Let’s ask the question again: will marketing become more human thanks to technology? For the B2B sector, the answer is yes, according to Forrester. For a few analysts at the global market research company, in 2021 technology will help enhance marketers’ and sellers’ human touch. “COVID-19 has changed B2B marketing and sales - perhaps forever. Savvy marketers and sellers will seize the moment and transform their approaches to become truly buyer-centric”.
From an agency/consultancy and a tech vendor perspective there are a few questions to consider, when is the right time to suggest to a client to use human and/or technological approaches? When to advocate for one and/or another? How scalable is a human-led analysis in comparison to platforms that combine AI, natural language processing, machine learning and linguistic rules?
To delve into these and a few other questions we had a chat with two different players in the industry:
Oliver agrees that tech will make the marketing and sales process appear more human, considering how tech enables digital content to be served to us as consumers based on the signals we give off every time we “behave” online. “These methods can be applied at scale to the B2B process and help sales and marketing professionals conduct their jobs at a previously unattainable scale,” it will help with decision making.
“I think there’s definitely something to the point that tech (or more specifically, AI) is enabling people to spend more of their time on the ‘human side’ of their work (the stuff they’re best at) and less of their time on rote tasks,” in Ben’s opinion. He argues that in the case of social and consumer intelligence, also true for AI enabling insights professionals and marketers to focus much more of their energies on data interpretation and analysis.
“That means that analysts can actually spend their time analysing - assigning meaning to metrics and translating data into a set of actions/implications for their business - rather than performing repetitive tasks like data cleaning and QA,” Ben says.
A few platforms mentioned in Forrester’s AI-Based Text Analytics Platforms report suggest they eliminate the need for manual analysis to uncover trends and opportunities for brands. For Oliver, these platforms may well eliminate the need for extensive, labour intensive and, frankly painful, manual analysis processes (extensive coding frames, regular checking, etc.), but, as he states, humans are required to ensure the trends unearthed are salient and the opportunities are grounded in the real world.
Ben argues that the act of interpreting a trend or theme in your data is still largely human-led. “But increasingly, AI-powered text analytics enables human analysts to discover those trends or themes much faster than before.”
We have asked Oliver and Ben how scalable a human-led social data analysis is in comparison to platforms that combine AI, natural language processing, machine learning and linguistic rules.
Ben helps us understand that we shouldn’t put human-led analysis and AI/ML at odds with one another. “Rather, I’d position them as complementary: AI-powered NLP, when built the right way, enables a far more efficient human-led approach to social data analysis,” he states saying that Converseon’s autoML platform, Conversus, actually places an emphasis on “human-in-the-loop” machine learning.
For Oliver, all the technologies mentioned above are of great help to Convosphere’s analysts, “assuming the technologies are equally adept at multiple languages (this is most certainly not always the case)”. “Few people would disagree that they offer scale, but scale is not always crucial.”
The global head of insights at Convosphere also explains that not all projects require exhaustive analysis of a colossal data universe. “Sometimes we are looking at very niche topics where big data does not exist.
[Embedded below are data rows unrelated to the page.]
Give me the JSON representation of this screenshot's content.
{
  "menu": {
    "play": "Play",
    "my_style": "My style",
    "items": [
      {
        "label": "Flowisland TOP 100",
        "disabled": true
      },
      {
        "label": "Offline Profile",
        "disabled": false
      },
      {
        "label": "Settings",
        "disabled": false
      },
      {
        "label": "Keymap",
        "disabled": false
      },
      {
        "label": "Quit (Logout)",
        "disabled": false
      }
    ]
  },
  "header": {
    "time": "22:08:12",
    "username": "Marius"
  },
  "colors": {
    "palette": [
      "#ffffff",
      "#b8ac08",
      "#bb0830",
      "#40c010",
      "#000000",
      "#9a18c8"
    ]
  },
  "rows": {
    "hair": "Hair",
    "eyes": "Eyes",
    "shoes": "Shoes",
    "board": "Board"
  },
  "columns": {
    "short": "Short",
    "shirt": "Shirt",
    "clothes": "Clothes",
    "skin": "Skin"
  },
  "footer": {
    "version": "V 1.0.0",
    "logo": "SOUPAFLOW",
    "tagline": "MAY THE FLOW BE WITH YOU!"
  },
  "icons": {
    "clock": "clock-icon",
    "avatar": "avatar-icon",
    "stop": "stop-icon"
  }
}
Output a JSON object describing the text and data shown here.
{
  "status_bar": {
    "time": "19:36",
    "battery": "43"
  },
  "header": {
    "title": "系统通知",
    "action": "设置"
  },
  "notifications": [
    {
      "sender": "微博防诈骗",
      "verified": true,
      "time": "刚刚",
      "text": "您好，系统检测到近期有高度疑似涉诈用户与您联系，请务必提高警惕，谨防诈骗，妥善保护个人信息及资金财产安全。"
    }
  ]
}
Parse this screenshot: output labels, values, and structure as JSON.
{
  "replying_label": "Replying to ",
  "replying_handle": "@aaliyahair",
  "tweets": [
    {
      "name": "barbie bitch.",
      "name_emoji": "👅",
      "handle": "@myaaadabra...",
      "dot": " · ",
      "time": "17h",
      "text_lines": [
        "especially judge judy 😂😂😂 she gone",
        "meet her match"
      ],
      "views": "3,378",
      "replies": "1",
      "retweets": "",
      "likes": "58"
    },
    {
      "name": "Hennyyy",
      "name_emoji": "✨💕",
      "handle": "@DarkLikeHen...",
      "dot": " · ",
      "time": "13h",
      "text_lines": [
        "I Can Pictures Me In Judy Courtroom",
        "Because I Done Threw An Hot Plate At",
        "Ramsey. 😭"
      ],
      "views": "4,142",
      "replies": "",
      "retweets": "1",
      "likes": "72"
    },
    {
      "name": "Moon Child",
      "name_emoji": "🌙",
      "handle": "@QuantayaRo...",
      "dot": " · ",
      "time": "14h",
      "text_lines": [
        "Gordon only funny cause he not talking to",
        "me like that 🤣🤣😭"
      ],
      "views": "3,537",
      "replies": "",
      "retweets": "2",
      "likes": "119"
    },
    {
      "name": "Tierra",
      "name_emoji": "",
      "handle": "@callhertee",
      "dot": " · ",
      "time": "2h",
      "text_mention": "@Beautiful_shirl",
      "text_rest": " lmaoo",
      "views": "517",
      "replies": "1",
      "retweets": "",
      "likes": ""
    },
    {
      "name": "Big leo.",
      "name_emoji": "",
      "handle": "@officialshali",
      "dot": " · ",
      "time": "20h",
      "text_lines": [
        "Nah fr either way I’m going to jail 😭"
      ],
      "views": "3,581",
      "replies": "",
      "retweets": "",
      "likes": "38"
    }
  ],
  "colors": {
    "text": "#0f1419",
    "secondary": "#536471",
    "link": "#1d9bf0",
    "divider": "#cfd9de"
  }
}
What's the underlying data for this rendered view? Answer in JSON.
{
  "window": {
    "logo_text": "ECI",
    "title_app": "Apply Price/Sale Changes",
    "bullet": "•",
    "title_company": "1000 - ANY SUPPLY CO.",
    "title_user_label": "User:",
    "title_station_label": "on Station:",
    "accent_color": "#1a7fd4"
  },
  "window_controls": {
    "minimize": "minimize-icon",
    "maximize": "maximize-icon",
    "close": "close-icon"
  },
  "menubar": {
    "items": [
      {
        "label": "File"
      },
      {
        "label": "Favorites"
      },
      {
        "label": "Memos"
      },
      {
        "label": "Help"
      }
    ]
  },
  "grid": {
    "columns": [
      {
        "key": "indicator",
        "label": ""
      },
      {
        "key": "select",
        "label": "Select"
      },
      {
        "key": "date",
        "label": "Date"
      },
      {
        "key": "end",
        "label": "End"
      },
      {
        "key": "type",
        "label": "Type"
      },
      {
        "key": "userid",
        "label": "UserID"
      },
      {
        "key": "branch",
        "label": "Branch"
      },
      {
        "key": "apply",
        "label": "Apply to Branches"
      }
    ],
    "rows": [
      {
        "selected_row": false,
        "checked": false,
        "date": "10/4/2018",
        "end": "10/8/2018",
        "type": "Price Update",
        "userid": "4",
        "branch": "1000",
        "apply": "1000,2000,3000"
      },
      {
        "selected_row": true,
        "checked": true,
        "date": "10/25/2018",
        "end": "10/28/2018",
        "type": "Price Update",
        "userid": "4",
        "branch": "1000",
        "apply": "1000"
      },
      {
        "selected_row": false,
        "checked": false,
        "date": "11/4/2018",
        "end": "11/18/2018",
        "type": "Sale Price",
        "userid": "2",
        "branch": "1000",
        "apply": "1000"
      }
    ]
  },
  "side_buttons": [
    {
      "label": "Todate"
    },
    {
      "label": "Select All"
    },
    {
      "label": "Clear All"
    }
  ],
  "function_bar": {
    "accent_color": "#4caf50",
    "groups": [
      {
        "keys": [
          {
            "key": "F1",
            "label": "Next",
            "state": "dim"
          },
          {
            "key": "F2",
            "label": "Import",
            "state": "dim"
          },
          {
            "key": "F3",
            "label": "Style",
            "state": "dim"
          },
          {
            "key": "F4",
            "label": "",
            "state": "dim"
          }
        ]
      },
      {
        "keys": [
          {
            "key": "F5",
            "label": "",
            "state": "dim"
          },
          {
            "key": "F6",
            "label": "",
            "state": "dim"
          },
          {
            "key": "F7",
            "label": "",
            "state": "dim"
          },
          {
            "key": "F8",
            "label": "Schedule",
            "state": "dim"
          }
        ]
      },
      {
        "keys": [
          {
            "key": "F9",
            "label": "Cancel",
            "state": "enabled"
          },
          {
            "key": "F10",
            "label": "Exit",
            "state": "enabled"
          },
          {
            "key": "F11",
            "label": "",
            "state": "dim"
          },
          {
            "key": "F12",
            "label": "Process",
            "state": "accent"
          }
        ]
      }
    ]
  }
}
Sometimes we do not need to consider ALL available data where a sample will suffice,” he comments.
Ben adds that social and voice-of-consumer datasets are characteristically unruly and large; they contain incredibly valuable insights, but those insights are often “diamonds in the rough” that need to be mined in some way.
“When mining for those insights, there has historically been a difficult tradeoff between accuracy and scale. I could have humans perform the analysis very accurately, but this approach could not scale to large sets of data. On the other hand, I could use automated methods to analyse this data at vast scale, but the technologies traditionally employed to do this have been woefully inaccurate. Current AI-based approaches help to break this tradeoff,” in the opinion of Converseon’s VP of Solutions.
Oliver mentions the “blind alleys” that technologically driven results can sometimes send us down. “These can sometimes weigh heavily on the analysts’ time, negating much of the efficiencies originally brought about by the deployment of the tech.” In his opinion, however, 100% of the time we need people to understand the broader cultural, societal and
political forces at play and interpret, explain and translate the findings.
“Our role is to help our clients make informed business decisions through the analysis and interpretation of social data. We need skilled human researchers to do the interpretation of this data. Their job is to craft a story from the various data points we work with. Technology is there to support this ultimate endeavour, not lead it,” Oliver says.
On the other hand, Ben explains that AI-powered natural language processing is at the heart of what Converseon does: “it’s the technology we use to provide enhanced social and consumer intelligence to our customers.” “By using AI-powered NLP to analyse social and VoC datasets, we can not only analyse at ‘big data scale’, but we can also approach, and at times surpass, human-level accuracy in our analysis,” Ben states.